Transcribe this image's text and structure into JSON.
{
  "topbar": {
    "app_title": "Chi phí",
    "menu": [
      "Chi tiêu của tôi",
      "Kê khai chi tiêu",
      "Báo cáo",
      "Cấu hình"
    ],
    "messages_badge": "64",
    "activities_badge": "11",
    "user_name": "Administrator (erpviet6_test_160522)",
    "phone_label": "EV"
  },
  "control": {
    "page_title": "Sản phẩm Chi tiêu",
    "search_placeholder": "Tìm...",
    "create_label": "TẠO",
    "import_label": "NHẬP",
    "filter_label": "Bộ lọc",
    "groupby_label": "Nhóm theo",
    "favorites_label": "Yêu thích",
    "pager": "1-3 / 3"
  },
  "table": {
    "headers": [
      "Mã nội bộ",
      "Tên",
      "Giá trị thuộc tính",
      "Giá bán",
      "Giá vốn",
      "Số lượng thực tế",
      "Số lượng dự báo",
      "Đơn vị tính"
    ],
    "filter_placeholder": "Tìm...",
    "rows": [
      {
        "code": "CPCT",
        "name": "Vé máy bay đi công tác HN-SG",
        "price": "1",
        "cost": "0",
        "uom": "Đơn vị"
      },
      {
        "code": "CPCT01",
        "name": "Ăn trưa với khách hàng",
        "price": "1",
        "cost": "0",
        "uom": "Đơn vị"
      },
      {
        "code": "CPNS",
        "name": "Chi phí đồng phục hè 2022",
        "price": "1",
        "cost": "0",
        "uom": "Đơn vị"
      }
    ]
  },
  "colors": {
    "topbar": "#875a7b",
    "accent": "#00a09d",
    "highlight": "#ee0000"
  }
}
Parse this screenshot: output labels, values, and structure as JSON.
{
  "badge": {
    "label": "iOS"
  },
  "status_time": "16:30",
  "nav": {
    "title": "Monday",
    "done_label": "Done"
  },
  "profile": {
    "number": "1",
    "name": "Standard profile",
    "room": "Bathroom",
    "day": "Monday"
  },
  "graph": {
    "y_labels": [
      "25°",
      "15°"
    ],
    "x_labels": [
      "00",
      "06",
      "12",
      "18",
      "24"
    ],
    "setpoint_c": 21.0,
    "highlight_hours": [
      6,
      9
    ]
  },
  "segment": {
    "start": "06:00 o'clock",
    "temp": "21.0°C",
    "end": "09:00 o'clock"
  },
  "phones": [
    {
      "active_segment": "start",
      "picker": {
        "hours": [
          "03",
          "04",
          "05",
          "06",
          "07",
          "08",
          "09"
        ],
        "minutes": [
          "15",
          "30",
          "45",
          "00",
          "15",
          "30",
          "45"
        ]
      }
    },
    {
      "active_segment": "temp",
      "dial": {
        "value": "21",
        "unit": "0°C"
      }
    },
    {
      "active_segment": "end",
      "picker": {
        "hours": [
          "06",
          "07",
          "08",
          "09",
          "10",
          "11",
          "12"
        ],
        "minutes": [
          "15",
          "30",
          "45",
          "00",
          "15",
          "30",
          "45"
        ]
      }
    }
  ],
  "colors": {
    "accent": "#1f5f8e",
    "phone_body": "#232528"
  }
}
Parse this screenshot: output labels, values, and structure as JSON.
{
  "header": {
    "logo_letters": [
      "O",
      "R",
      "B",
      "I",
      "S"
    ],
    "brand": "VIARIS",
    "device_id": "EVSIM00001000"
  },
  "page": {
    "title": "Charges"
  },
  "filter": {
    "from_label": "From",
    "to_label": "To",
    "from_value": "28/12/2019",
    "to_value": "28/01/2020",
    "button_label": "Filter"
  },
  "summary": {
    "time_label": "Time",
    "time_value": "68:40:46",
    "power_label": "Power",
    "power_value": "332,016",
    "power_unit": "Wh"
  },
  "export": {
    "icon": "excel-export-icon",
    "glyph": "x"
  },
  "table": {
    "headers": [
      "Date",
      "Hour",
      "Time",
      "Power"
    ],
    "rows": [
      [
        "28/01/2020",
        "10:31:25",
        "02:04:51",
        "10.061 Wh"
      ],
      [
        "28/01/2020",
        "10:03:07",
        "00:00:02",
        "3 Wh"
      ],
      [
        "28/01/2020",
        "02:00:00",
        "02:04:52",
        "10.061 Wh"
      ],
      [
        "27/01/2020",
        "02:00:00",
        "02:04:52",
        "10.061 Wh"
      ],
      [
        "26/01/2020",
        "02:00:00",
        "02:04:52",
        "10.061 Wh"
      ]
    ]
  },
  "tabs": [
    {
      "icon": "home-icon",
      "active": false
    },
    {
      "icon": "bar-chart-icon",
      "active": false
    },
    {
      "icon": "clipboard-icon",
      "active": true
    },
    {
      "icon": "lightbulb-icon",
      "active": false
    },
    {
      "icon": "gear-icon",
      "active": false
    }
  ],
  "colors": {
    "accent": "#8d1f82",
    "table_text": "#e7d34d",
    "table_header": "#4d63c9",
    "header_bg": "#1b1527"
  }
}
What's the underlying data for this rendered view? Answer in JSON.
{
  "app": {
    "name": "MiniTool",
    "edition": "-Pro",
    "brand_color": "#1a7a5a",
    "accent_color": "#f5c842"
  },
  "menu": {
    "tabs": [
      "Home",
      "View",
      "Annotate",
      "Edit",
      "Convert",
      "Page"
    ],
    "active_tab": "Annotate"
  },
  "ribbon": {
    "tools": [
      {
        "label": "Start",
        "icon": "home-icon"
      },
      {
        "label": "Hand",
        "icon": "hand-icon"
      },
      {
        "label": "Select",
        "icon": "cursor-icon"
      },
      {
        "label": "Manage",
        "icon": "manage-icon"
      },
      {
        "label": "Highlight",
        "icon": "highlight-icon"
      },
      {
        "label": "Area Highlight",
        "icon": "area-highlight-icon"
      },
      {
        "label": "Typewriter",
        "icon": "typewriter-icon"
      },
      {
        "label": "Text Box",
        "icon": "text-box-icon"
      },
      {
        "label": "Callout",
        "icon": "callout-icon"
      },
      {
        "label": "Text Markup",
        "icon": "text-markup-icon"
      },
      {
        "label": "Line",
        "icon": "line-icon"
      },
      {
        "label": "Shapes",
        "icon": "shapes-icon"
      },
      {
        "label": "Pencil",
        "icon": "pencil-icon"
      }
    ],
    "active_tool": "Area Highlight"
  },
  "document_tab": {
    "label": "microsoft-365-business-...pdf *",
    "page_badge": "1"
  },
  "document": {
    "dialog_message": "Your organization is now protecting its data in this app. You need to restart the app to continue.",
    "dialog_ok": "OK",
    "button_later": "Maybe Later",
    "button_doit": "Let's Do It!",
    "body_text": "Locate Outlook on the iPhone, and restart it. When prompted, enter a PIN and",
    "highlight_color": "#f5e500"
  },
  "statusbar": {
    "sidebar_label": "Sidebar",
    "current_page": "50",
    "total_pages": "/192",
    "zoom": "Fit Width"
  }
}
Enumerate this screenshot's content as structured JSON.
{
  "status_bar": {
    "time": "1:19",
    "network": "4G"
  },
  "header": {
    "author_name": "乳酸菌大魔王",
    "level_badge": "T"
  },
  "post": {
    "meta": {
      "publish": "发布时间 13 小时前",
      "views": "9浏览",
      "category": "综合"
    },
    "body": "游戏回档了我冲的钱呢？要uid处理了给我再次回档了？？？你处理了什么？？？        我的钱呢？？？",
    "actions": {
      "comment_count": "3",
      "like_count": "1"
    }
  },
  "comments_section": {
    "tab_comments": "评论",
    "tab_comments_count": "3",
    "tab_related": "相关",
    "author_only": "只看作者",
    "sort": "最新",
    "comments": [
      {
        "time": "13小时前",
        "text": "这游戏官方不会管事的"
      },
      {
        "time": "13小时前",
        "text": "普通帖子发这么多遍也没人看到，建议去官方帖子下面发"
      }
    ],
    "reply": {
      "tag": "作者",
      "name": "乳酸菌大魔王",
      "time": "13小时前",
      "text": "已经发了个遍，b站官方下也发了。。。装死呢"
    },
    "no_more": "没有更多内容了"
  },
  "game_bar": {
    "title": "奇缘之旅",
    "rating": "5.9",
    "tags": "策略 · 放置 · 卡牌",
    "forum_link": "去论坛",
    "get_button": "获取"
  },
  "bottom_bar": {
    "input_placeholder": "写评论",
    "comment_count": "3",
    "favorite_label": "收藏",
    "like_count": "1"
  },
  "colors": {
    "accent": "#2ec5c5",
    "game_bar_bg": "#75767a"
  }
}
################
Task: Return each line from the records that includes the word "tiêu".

Written response:
      "Chi tiêu của tôi",
      "Kê khai chi tiêu",
    "page_title": "Sản phẩm Chi tiêu",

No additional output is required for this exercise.